“The purpose of the mathematical modelling and simulation is to take into account all the real coupling or interaction mechanisms that may take place between the main bulk fluid flow and the saliva droplets, and between the saliva droplets themselves,” said Talib Dbouk, co-author of the paper.
The scientists considered an environment of 20 °C for the fluid, 50% relative humidity, 15 °C at the ground, and 34 °C for the human mouth.
“We aimed to approximate as much as possible a real situation in winter/spring seasons. Further investigation is required to quantify the effects of ground surface temperature as well as relative humidity and ambient air temperature,” the study said.
The scientists agreed that more studies needed to be done to understand the behaviour of fluid droplets in indoor environments, where air conditioning significantly affects the particle movement through air.
“We need to understand the droplet evaporation more deeply, especially at different environmental conditions. It is work in progress,” said Drikakis.

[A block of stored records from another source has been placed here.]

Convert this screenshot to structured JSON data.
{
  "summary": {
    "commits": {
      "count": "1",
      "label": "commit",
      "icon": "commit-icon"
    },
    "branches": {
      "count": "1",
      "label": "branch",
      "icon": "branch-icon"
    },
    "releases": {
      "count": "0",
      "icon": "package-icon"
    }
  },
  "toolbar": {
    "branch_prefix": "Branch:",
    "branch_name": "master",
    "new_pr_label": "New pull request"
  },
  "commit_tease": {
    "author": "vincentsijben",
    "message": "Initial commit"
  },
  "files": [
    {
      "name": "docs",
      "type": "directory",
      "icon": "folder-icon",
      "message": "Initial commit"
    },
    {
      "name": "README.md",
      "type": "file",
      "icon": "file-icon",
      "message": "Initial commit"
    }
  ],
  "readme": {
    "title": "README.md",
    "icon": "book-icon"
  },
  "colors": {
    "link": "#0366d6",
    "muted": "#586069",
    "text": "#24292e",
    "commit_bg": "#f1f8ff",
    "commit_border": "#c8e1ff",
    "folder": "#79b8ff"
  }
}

“It is worth investigating the behaviour of saliva in indoor environments, where air conditioning systems may have significant effects on the movement of particles through the air,” he added.
Transmission of the coronavirus through speech and cough droplets, especially in public spaces and crowded environments, has been a major area of concern for policy makers and governments. Globally, research has shown that the virus spreads easily in an aerosol form, and even through speech.
Experts said that this study added to earlier literature that under normal conditions, micro droplets can easily travel up to a distance of about 6 meters.
Ajit Mohan Srivastava, a professor at the Institute of Physics, Bhubaneswar, said that normal outside conditions with motion of vehicles, especially during summers in India, have winds changing directions, even having upward drifts resulting from the hot ground. “Such drifts will make the droplet cloud fly higher, and hence travel to larger distances (even larger than 6 metres),” he said.
“One should realize that these droplets resulting from coughing, sneezing, or even talking or breathing are micro droplets quite like the droplets in clouds, fog and mist (size varying from tens to hundreds microns). We all have seen how fog, mist, or cloud, can keep floating in the air, even rising higher with slight upward wind drift. Imagine that all these droplets are carrying infection for the case of coughing from an infected person,” he added.
One important distinction for India, he said, was that with much higher temperatures (until rains start), droplet evaporation will be much faster than in the study of the paper. “Thus smaller droplets will evaporate away, hopefully making transmission less effective. In places like Delhi, where humidity is much lower than the 50% considered in the study, again droplet evaporation will be stronger, hence transmission less effective. But in coastal places, where humidity is generally very high, evaporation will be much less effective, so transmission will be more effective,” he said.
The most important distinction, according to him, was that when people are walking around and vehicles moving, wind pattern is never uniform or horizontal. “Any change in wind direction, especially upward drifts may dramatically increase the droplet transmission distance. In this situation, I will not rule out the possibility that droplet clouds can float in the air for very long time, basically travelling every where inside the room.”